Google seals ITA deal but antitrust review looms
WASHINGTON (Reuters) - The Justice Department approved Google Inc's (GOOG.O) purchase of ITA Software with stiff conditions on Friday, and left the door open to a larger probe into whether Google manipulates search results to hurt rivals.
The decision, which allows Google to expand into the online travel market, comes as new CEO Larry Page revamped the company's management structure in a bid to accelerate efforts in social networking, mobile and other key businesses.
The Justice Department blessed Google's $700 million deal with the ticketing software company. Google promised to license the software for five years, to continue to upgrade it, and to establish firewalls to protect ITA clients' intellectual property.
The ITA buy is part of an acquisition and hiring spree as Google aims to ensure its online services stay on top as Internet surfers go mobile and turn to services like the wildly popular Facebook.
Now, U.S. antitrust regulators will turn to the question of whether to open a formal antitrust probe into allegations that Google, the world's No. 1 Internet search engine, manipulates search results, a source told Reuters on Friday.
The Federal Trade Commission and Justice Department are both contemplating an investigation but there has been no decision made on which agency may take it up.
There has been a series of complaints made to the agencies -- many from Google rivals that specialize in searches such as price comparison websites -- that Google has made them difficult to find.
A key lawmaker has been critical of Google, and remained so on Friday. "We continue to scrutinize broader questions about the fairness of Google's search engine, and whether it preferences its own products and services to the detriment of competitors," said Sen. Herb Kohl, chairman of the Judiciary Committee's antitrust subcommittee.
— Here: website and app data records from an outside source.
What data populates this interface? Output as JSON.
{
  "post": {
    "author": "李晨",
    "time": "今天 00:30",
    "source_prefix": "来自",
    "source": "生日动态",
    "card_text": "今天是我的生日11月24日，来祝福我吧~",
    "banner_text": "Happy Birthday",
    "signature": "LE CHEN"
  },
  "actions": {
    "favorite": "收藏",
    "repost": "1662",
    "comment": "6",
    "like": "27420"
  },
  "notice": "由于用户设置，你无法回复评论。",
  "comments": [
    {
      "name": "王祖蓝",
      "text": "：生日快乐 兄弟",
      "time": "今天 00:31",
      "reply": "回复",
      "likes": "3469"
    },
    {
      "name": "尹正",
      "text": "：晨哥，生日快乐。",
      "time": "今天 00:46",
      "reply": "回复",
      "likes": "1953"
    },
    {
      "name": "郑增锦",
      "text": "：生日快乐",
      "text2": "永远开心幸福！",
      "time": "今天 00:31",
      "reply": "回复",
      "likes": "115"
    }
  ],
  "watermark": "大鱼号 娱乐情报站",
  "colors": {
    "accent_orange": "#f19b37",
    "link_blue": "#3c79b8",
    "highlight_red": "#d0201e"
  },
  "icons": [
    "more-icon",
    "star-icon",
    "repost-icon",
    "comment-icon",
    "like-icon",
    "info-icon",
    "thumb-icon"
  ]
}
The European Commission took up an antitrust probe after complaints from three small companies, one of them owned by Microsoft Corp (MSFT.O). Microsoft filed a formal complaint against Google with the commission in Brussels last month.
Microsoft charged that Google hurt competition by "walling off" content on its YouTube site, so other search engines cannot display accurate results. It also said that Google made it hard for Microsoft's mobile phone software to show videos from YouTube, among other charges.
The Justice Department was also aware that Google had an incentive to tweak search results to favour its businesses and was keeping an eye on the issue, said a Justice Department official who requested anonymity.
"There were a variety of complaints about bias in search," the official said. "So, while we're aware of those complaints we did not think they were relevant to this (ITA.L) transaction."
Analysts said they believed that Google's power in search meant the company had to step carefully, and that a broader probe was a big worry.
"A lot of these new markets that they enter rely heavily on search to drive traffic," said Yun Kim, an analyst with Gleacher & Co. "That's what the government is worried about."
CONDITIONS PLACED ON GOOGLE BUY OF ITA
The regulatory scrutiny has added pressure to Google's stock at a time when investors are also concerned about growing competition from iPhone maker Apple Inc (AAPL.O) and social networking powerhouse Facebook.
Shares of Google are down about 10 percent from their 52-week high of $642.96 in mid-January.
On Monday, Google co-founder Page officially took the reins as CEO and quickly moved to streamline decision-making in key product groups such as mobile, social networking, search and its YouTube video website, according to sources familiar with the matter.
The changes give the executives leading the product groups a direct reporting line to Page and greater autonomy, the sources said.
Google said in July that it would buy ITA Software for $700 million in cash. The announcement sparked concerns that travel websites such as Kayak and TripAdvisor could be deprived of ITA's software.
ITA's QPX is used by leading airlines and travel distributors like Alaska Airlines (ALK.N), American Airlines AMR.N, Microsoft's Bing and Hotwire (EXPE.O), among others.
Disputes between Google and the online travel websites -- for example over fees -- are to be submitted to arbitration, the Justice Department said.
Google said it was "excited" to get the deal approved, and would soon bring out a new travel search tool.
"We're moving to close this acquisition as soon as possible, and then we'll start the important work of bringing our teams and products together," wrote Jeff Huber, a Google senior vice president, in a blog post.
Google shares dipped 0.3 percent to close at $578.16 on Friday. (Additional reporting by Alexei Oreskovic and Jeremy Pelofsky; Editing by Lisa Von Ahn, Matthew Lewis and Richard Chang)
- Target holiday cyber breach hits 40 million payment cards
- Housing, jobs data weaken, but overall economic picture still upbeat
- UPDATE 3-Saab wins Brazil jet deal after NSA spying sours Boeing bid
- Zuckerberg to sell Facebook shares worth about $2.3 billion
- Special Report: Why Ukraine spurned the EU and embraced Russia
Our day's top images, in-depth photo essays and offbeat slices of life. See the best of Reuters photography. See more